:: PROBLEM DESCRIPTION ::
Each line of the data below must be given again exactly as written.

[[ DATA FOR PROCESSING open ]]

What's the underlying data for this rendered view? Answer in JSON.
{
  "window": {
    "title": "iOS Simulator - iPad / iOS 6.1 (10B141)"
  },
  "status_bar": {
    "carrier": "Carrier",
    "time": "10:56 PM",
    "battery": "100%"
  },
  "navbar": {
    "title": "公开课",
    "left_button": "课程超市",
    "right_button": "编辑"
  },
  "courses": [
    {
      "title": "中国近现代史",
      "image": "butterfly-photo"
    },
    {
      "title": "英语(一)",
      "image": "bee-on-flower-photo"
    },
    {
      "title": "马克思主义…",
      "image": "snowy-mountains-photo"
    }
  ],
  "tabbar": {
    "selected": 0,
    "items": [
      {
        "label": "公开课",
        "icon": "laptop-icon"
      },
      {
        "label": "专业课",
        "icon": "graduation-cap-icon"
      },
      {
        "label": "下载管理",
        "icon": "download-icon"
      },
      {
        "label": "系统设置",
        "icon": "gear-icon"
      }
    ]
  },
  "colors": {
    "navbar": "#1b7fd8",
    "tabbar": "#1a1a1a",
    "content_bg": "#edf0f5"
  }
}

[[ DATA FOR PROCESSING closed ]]

:: YOUR RESPONSE ::
What's the underlying data for this rendered view? Answer in JSON.
{
  "window": {
    "title": "iOS Simulator - iPad / iOS 6.1 (10B141)"
  },
  "status_bar": {
    "carrier": "Carrier",
    "time": "10:56 PM",
    "battery": "100%"
  },
  "navbar": {
    "title": "公开课",
    "left_button": "课程超市",
    "right_button": "编辑"
  },
  "courses": [
    {
      "title": "中国近现代史",
      "image": "butterfly-photo"
    },
    {
      "title": "英语(一)",
      "image": "bee-on-flower-photo"
    },
    {
      "title": "马克思主义…",
      "image": "snowy-mountains-photo"
    }
  ],
  "tabbar": {
    "selected": 0,
    "items": [
      {
        "label": "公开课",
        "icon": "laptop-icon"
      },
      {
        "label": "专业课",
        "icon": "graduation-cap-icon"
      },
      {
        "label": "下载管理",
        "icon": "download-icon"
      },
      {
        "label": "系统设置",
        "icon": "gear-icon"
      }
    ]
  },
  "colors": {
    "navbar": "#1b7fd8",
    "tabbar": "#1a1a1a",
    "content_bg": "#edf0f5"
  }
}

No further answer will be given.